Inside look at college recommendation letters


Photo by Mary Clare Ingram

Mary Clare Ingram, Staff Writer

Everyone knows that the first semester of each school year is full of hustle, homework, and college applications for senior students. However, a lesser-known workload is the pile of college recommendation letters in which many teachers find themselves engulfed. 

Considering the staggering amount of time and effort that is put into these letters, teachers often wonder if they truly impact student admissions.

“I would be interested to know how often colleges actually read them versus just checking that they’re there,” said Michele Cooley, a 12th-grade English teacher. She adds that sometimes recommendation letters just seem like a hoop students have to jump through.

In a slow year, Cooley says she spends four or five hours on letters. In busy years, however, this number can rise to ten.

“I don’t have time to run out and ask every college admissions officer that comes here if it matters,” said 11th-grade English teacher Leslie Anastasia.

Some colleges don’t require prospective students to submit a letter of recommendation and instead take a more academic approach to the admissions process. Among these are UAH, UAB, and Auburn.

Other schools take a more holistic look at students’ applications, putting a lot of value on recommendation letters from teachers. Furman, Rhodes College, Sewanee, Samford, and William and Mary all require letters of recommendation during their application process.

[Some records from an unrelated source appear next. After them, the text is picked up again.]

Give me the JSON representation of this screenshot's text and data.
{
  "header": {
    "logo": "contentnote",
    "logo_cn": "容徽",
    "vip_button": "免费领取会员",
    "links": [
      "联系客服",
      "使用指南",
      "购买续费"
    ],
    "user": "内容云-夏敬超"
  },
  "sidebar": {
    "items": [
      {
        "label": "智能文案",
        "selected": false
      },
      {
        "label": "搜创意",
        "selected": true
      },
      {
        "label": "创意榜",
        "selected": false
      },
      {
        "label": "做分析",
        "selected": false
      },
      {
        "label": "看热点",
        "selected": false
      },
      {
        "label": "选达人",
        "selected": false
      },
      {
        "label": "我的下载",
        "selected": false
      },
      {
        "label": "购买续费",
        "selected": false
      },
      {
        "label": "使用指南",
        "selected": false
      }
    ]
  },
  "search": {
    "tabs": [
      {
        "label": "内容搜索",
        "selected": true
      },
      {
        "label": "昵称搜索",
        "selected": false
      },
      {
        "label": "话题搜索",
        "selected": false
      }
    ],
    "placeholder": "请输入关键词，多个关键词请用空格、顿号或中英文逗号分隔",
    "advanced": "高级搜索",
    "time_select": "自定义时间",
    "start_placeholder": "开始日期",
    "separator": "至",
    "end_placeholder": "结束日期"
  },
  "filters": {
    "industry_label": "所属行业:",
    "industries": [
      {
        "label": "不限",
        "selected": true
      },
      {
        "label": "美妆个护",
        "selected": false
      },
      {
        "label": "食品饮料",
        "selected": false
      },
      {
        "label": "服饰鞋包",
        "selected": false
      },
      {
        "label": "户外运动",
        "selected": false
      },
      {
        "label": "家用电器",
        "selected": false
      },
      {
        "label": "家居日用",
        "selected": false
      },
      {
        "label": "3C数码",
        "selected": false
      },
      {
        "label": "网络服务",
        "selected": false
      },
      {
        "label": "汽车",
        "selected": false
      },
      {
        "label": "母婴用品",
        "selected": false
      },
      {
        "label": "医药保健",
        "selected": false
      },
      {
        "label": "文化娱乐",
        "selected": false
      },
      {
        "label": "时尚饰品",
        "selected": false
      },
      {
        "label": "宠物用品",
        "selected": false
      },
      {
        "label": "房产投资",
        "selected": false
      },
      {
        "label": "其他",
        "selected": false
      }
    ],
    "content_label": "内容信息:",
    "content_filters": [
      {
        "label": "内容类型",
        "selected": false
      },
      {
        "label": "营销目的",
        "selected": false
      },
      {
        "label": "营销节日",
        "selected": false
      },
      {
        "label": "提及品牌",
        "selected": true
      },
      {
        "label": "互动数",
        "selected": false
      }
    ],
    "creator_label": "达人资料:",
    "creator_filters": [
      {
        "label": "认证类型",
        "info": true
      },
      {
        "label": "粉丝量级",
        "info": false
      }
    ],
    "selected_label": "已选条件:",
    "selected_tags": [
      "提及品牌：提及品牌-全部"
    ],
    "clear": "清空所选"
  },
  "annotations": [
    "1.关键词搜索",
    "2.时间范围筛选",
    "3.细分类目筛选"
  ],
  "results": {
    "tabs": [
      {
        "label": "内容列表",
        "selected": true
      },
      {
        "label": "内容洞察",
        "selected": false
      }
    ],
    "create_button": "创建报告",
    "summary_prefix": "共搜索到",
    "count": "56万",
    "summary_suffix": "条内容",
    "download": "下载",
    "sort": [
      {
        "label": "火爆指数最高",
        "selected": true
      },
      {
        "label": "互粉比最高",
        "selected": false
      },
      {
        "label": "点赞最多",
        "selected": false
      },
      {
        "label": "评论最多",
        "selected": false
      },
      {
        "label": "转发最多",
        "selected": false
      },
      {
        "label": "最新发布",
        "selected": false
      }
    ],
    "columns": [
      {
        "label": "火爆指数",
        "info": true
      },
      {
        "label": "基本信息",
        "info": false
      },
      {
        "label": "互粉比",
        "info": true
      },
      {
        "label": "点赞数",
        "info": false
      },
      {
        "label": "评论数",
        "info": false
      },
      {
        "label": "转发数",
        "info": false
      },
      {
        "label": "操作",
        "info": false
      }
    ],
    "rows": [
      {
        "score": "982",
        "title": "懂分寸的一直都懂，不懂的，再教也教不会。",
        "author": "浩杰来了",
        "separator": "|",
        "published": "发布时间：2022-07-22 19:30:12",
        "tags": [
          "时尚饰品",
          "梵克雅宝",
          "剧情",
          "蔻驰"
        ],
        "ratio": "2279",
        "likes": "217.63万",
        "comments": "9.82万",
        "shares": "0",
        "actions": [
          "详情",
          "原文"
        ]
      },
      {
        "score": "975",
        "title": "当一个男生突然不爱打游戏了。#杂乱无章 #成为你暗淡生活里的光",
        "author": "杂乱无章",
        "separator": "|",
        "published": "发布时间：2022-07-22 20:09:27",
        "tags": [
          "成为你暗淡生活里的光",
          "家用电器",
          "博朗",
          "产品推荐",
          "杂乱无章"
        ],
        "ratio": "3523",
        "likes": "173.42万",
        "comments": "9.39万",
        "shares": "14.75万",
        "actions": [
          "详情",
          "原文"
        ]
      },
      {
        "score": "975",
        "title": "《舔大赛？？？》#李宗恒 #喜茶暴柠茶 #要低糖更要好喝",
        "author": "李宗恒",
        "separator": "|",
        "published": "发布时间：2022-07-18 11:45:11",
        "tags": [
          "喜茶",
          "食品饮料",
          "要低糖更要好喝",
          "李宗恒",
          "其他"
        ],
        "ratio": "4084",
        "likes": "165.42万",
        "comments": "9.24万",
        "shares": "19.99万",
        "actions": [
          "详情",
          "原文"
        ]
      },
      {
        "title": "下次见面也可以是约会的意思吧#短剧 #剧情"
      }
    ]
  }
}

The colleges that do require letters of recommendation emphasize a broader approach to evaluating students. An admissions counselor at Rhodes College says students are not just their transcript or extracurriculars. These colleges want to know about applicants on a more personal level.

A Samford admissions counselor says that the purpose of teacher-written letters is for educators to highlight reasons that a student would thrive at a potential school based on their performance in high school. 

Several schools said that the most impactful letters come from teachers who have seen the student struggle, persevere, and improve. Contrary to what most students believe, colleges don’t want to see a perfect letter about an ideal student but rather a hard worker who can be knocked down and get back up.

Colleges say that demonstrating these skills can show how a student will manage coursework in college, along with how smoothly the transition to college will be.

Many colleges and universities require the letter to be written by a teacher that a student had in 11th or 12th grade, which allows the school to see the most current and accurate representation of the student.

A bonus for colleges is if the writer has seen the student in a leadership position. This shows a side of the student that isn’t only academically based but also skill-sets that apply in the real world. 

Not only do colleges have preferences for recommendation letters, but teachers do as well.

Anastasia said that teachers generally require two weeks’ notice, but they each have different individual expectations. She asks students to be mindful of the fact that teachers write these letters in their free time outside the classroom. 

Additionally, Anastasia recommends that students submit a resume or other materials that may provide helpful information to teachers. She says that when students choose a teacher who knows them more personally, the letter is often more impactful and easier to write. 

So, while teachers are happy to write recommendation letters, they are ultimately a favor to students.

“I wouldn’t mind finding a little thank you treat on my desk after I write a letter,” Anastasia joked.